***** Provided information *****
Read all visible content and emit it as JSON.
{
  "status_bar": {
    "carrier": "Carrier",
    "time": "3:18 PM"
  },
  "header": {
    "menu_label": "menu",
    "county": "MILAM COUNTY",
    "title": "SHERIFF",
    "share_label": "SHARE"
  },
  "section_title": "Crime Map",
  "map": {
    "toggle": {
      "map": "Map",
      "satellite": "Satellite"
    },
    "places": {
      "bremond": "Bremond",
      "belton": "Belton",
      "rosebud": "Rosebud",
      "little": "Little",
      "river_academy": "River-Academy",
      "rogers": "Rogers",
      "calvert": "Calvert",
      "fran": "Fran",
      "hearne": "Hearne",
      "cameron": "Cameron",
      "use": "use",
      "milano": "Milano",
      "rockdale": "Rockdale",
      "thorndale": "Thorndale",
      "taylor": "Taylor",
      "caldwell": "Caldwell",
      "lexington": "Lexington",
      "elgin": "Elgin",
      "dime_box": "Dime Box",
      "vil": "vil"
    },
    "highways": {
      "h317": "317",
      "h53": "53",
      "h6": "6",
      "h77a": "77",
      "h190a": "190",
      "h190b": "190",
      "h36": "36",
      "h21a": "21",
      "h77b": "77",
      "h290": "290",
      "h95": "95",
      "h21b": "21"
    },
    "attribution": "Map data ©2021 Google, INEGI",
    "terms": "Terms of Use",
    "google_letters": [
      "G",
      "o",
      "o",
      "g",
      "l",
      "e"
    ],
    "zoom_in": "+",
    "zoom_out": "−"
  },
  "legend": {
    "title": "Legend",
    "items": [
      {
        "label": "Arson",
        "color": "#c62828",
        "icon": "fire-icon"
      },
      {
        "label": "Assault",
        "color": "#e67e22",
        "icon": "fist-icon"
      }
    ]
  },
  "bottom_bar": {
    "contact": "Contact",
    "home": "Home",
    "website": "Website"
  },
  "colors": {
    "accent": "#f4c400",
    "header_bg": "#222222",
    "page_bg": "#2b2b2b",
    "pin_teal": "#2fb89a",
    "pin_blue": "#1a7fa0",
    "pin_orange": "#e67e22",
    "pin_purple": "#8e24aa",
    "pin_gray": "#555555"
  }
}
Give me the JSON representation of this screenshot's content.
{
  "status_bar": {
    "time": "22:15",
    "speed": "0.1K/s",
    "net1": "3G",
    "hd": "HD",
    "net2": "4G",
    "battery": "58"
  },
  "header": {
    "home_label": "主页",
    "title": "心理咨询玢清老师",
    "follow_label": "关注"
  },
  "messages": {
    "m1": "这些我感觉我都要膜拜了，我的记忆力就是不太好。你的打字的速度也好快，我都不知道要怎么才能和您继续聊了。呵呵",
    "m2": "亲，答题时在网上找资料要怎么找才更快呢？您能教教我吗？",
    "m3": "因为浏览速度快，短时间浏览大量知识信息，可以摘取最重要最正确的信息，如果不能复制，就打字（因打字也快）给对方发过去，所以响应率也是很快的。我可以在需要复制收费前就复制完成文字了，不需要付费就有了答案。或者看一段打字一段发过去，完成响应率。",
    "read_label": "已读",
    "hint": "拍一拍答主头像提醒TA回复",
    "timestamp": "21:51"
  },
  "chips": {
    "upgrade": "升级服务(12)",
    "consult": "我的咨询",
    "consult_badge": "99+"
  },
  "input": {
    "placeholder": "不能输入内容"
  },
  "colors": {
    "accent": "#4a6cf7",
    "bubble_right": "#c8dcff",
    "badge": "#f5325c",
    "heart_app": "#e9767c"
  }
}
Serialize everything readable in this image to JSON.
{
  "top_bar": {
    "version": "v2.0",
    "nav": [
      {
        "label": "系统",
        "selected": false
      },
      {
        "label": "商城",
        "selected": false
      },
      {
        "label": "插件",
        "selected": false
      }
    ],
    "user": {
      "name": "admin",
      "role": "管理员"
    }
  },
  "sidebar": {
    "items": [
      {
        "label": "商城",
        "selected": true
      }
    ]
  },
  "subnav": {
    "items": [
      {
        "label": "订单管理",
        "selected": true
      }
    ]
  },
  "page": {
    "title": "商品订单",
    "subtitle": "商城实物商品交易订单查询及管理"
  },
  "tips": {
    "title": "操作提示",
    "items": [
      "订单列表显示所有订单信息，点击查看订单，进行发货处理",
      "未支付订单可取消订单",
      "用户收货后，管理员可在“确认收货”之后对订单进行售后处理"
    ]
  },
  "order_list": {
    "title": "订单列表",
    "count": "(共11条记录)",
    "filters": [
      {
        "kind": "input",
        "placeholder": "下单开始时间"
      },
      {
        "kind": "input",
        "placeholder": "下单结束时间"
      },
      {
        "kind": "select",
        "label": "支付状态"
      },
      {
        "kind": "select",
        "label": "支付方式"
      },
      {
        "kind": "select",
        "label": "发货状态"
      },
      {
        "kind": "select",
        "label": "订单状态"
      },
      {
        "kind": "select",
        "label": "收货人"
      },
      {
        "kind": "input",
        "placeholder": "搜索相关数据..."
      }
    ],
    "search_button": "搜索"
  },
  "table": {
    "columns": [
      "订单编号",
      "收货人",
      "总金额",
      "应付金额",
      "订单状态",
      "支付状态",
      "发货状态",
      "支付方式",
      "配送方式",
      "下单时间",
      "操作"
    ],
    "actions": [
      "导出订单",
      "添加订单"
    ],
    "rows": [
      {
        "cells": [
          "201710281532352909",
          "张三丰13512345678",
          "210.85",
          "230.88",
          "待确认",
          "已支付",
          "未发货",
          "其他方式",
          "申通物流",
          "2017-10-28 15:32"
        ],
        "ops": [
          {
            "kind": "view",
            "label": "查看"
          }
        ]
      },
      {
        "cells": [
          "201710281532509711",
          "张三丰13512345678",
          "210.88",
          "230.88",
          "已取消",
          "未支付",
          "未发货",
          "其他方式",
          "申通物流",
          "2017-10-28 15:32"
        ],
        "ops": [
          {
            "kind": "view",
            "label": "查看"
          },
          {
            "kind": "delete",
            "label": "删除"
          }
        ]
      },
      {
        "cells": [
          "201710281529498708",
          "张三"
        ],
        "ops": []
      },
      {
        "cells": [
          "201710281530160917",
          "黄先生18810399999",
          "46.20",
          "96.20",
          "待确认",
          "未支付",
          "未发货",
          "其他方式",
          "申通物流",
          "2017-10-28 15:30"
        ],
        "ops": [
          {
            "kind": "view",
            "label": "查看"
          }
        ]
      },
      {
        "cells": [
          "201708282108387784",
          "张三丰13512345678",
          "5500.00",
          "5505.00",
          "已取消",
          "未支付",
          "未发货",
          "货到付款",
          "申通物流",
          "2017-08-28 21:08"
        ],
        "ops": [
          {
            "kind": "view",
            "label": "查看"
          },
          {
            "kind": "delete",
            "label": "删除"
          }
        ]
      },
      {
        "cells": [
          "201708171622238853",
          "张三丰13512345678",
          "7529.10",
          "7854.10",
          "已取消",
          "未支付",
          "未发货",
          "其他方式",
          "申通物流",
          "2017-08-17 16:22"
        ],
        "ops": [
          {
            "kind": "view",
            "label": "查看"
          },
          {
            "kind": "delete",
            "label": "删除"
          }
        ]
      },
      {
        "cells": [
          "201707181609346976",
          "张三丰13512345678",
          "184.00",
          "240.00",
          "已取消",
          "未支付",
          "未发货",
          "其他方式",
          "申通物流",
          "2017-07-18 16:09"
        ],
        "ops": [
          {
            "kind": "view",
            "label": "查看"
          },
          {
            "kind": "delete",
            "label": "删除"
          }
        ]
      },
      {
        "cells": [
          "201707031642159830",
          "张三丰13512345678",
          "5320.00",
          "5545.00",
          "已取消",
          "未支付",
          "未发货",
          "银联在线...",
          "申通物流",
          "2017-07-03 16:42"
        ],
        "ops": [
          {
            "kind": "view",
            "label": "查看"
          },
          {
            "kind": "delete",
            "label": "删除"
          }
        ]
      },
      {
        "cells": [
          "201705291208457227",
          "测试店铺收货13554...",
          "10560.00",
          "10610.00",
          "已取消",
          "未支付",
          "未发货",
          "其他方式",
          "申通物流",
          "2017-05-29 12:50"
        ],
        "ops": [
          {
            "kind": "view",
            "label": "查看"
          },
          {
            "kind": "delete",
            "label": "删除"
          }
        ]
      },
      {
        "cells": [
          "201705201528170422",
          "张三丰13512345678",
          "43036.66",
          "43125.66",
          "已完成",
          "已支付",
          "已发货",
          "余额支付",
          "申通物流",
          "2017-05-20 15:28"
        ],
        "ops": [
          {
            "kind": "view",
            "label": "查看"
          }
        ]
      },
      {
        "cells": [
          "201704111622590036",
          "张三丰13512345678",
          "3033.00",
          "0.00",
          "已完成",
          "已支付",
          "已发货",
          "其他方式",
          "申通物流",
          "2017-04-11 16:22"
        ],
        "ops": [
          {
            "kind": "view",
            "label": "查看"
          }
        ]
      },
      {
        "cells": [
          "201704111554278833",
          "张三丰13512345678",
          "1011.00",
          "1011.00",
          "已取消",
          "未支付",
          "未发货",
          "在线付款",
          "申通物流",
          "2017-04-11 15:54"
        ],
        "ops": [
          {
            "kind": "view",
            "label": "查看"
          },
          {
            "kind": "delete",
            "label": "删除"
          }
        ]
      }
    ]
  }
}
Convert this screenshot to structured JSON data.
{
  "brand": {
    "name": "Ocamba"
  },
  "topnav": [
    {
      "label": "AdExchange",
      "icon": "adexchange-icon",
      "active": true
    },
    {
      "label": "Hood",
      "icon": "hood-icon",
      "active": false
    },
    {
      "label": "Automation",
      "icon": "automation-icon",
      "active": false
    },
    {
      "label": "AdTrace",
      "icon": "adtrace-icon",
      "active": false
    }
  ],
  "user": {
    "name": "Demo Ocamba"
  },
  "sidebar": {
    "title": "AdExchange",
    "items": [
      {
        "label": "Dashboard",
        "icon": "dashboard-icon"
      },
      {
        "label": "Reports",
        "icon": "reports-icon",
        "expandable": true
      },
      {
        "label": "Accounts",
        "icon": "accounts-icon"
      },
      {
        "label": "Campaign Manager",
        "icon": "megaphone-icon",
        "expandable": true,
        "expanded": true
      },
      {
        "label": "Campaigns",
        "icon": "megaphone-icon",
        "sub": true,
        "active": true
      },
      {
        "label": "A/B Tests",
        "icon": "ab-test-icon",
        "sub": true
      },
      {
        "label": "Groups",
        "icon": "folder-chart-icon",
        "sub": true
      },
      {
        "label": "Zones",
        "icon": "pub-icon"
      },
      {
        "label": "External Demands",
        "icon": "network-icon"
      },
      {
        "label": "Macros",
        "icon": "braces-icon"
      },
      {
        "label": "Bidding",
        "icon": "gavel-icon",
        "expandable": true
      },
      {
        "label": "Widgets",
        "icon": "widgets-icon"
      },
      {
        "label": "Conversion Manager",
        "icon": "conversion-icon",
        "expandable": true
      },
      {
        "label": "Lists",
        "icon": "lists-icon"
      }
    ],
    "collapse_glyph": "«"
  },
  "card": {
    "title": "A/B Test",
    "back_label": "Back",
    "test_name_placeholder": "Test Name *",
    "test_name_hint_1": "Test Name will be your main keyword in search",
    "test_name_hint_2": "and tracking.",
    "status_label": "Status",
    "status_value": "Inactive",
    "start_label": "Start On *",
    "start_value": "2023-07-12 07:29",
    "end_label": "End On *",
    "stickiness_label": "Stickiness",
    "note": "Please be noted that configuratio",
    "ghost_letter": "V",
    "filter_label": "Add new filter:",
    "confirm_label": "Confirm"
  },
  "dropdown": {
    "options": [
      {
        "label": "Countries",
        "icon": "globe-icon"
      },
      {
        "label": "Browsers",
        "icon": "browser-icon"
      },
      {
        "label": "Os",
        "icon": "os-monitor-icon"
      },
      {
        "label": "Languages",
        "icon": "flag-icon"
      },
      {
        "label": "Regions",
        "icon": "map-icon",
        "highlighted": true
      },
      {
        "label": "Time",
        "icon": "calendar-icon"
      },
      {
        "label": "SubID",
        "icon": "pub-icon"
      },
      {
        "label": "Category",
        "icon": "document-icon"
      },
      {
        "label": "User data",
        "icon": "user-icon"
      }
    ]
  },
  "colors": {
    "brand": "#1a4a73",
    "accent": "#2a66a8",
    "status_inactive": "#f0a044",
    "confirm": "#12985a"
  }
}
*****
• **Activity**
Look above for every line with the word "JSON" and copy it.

• **Task output**
Read all visible content and emit it as JSON.
Give me the JSON representation of this screenshot's content.
Serialize everything readable in this image to JSON.
Convert this screenshot to structured JSON data.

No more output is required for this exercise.